Activists Demand Freedom for Georgian Dolphins
A recent scuffle between animal-rights activists and staff at a dolphinarium in the Black Sea city of Batumi has revived questions about conditions for captive animals in Georgia, where flooding of the country’s main zoo became world news less than two months ago.
Georgian media have depicted the August 30 clash as a Free Willy-style drama. But counter to these reports, the activists claim they had no intention to release the facility's inhabitants into the open sea. Although Batumi's top attraction is located a quick walk from the beach, carrying to the water bottlenose dolphins that weigh, on average, 300 kilos might have proven problematic.
The Georgian Federation for Animal Protection claimed that its members, with a backup of Russian and Turkish animal rights activists, instead tried to unfurl banners that read “A dolphinarium is a prison!" and were physically assaulted by guards and dolphin handlers.
The dolphinarium’s administration says the opposite — the activists intruded on the premises and attacked the staff using pepper spray. Both sides uploaded videos in an attempt to prove their versions of the story.

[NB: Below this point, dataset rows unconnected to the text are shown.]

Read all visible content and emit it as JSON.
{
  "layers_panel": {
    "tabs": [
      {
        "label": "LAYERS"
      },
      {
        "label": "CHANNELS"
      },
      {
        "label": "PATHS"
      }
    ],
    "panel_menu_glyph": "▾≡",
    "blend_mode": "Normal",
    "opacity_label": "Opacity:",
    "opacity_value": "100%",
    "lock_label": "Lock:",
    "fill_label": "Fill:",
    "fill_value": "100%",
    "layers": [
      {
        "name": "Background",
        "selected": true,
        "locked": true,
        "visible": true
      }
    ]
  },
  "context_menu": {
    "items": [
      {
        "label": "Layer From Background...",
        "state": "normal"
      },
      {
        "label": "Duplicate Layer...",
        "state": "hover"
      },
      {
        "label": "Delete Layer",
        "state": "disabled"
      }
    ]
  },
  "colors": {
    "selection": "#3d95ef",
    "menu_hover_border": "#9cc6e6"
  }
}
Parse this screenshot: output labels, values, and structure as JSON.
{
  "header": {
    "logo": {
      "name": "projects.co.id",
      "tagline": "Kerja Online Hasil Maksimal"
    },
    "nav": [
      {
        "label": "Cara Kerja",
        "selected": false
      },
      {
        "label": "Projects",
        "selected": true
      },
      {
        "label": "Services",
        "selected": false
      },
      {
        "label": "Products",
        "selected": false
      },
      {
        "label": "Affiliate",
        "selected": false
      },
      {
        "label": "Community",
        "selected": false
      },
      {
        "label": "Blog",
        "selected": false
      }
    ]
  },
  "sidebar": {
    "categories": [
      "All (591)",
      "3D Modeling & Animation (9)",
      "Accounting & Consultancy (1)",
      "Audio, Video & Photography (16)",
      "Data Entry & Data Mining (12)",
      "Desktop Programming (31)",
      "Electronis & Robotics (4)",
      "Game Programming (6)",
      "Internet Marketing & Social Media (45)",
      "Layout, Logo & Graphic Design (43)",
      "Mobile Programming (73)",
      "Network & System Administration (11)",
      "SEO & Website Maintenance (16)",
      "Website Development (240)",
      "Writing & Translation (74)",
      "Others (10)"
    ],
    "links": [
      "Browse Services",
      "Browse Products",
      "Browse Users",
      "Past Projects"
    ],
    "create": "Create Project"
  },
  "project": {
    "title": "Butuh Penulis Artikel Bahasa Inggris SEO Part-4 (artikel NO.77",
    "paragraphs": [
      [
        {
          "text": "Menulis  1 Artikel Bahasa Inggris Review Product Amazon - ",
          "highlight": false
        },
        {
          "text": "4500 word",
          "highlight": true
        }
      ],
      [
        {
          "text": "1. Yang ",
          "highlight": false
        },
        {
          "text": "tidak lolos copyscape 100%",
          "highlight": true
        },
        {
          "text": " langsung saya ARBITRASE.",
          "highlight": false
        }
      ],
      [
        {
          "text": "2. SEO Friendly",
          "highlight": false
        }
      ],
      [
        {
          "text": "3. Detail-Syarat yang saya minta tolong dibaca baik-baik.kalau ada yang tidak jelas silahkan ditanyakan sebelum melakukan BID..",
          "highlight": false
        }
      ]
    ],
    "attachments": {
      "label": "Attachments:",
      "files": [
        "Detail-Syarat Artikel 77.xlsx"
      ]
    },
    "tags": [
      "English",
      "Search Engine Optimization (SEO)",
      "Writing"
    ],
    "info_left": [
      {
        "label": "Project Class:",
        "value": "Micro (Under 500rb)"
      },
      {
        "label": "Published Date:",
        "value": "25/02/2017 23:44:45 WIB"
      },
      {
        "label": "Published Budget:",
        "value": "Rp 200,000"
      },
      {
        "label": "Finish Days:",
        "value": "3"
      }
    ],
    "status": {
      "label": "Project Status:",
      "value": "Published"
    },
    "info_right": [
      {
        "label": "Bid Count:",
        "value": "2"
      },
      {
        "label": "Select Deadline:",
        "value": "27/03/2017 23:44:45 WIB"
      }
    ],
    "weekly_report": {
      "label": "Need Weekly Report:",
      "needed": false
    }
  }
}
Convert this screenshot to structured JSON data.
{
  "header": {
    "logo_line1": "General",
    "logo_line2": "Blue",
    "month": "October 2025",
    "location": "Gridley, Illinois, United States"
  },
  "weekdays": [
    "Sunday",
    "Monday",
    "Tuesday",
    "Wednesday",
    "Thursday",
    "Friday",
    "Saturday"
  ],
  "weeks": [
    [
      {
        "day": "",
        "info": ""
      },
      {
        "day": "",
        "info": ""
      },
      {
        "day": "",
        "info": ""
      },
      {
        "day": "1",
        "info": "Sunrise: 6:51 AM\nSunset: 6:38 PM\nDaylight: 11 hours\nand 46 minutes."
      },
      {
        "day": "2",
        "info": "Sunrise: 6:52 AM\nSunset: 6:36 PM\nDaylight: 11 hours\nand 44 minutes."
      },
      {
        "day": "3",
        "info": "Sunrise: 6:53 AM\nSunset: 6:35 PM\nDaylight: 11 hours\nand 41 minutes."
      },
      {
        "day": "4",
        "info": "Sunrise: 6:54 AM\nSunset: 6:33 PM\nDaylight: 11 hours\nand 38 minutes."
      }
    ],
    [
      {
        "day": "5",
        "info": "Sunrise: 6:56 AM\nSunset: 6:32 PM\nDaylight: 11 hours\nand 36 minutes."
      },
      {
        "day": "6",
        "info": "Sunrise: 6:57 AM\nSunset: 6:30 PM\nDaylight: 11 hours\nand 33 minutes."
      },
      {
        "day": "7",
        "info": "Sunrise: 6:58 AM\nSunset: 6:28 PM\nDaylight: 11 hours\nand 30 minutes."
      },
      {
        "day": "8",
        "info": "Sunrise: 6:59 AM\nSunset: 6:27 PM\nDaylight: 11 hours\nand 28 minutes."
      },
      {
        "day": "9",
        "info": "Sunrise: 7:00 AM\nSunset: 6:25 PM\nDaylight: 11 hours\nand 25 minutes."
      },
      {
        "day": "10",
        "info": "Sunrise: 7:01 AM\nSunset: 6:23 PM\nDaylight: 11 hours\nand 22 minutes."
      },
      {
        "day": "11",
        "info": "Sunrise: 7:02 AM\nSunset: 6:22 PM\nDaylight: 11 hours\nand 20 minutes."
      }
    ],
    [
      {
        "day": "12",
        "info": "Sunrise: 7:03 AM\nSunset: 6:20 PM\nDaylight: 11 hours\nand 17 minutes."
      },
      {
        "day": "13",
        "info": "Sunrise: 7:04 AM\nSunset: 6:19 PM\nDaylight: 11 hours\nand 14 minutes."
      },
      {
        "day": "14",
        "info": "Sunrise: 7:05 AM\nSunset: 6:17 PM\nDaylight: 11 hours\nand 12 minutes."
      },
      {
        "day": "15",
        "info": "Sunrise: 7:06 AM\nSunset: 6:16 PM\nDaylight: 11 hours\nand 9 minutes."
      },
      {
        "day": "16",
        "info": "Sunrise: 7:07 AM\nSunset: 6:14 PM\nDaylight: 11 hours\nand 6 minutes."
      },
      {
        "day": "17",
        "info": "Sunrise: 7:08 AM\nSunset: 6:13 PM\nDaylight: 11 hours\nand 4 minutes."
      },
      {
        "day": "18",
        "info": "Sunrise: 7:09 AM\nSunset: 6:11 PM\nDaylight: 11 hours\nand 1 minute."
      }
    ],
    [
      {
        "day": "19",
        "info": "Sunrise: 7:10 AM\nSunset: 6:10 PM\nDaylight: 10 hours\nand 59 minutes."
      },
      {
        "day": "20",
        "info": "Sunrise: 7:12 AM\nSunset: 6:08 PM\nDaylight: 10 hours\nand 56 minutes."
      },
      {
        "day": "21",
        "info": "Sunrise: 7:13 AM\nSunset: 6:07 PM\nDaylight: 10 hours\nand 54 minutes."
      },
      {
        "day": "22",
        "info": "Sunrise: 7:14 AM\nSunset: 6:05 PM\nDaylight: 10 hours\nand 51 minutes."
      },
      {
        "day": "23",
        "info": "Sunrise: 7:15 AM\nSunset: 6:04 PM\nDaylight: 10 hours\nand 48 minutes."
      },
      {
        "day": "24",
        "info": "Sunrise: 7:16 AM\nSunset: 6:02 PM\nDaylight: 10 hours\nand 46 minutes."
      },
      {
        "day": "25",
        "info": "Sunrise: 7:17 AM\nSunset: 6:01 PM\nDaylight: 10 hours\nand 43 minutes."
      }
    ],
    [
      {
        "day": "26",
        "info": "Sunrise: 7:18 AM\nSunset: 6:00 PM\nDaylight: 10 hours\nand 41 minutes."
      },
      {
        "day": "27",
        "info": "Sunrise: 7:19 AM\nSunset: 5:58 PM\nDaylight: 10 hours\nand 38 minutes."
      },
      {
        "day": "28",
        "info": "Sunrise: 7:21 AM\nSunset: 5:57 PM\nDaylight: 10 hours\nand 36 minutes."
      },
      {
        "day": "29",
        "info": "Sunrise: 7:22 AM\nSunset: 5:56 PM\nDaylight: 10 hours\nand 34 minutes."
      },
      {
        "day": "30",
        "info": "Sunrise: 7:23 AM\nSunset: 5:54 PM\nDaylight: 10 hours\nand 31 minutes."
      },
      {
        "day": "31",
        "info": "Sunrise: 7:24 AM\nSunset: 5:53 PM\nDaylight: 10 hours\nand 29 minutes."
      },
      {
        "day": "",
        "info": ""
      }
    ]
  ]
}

The interior ministry is investigating.
The takes on living conditions for the dolphins -- not part of the official inquiry -- are just as contradictory. The activists charge that chlorine and other antiseptics used in the pool are bad for the dolphins’ skin and may even lead to blindness.
"In the wild, dolphins on average cover a distance of 160 kilometers and go as deep as 200 meters. No dolphinarium can offer such conditions," the animal protection group said in a statement. Commonly, it continued, the lifespan of the Black Sea’s bottlenose dolphins is 30 years, while in captivity they live for five years only.
The dolphinarium management argued that the fact that three dolphins were recently born in their facility testifies the animals are kept in good conditions.
Opened in 1975, the Batumi dolphinarium was the first of its kind in the then Soviet Union. The dolphins perished along with the Soviet Union, as the aquarium fell into decay, much like everything else, in the topsy-turvy 1990s.
In 2011, the money of billionaire Bidzina Ivanishvili, the former Georgian prime minister and private zoo-owner now perceived to be the country’s shadow ruler, brought the dolphinarium back to life. Animal-rights activists then claimed that dolphins were caught in the Black Sea in violation of international conventions and kept in poor conditions.
Pressure from animal welfare groups has led to the closure of many such aquariums around the world. In neighboring Armenia, something like a traveling dolphin show arrived from Ukraine in 2010. The facility eventually closed down and its management and their finned charges left amid popular accusations of improper care of the dolphins.
Another dolphin facility in the Caucasus operates in the Azerbaijani capital of Baku on the Caspian Sea. Protests are not known to have occurred.
Yet with the Georgian dolphinarium attracting capacity crowds even off-season, Batumi's post-Soviet dolphins also are not expected to break free anytime soon.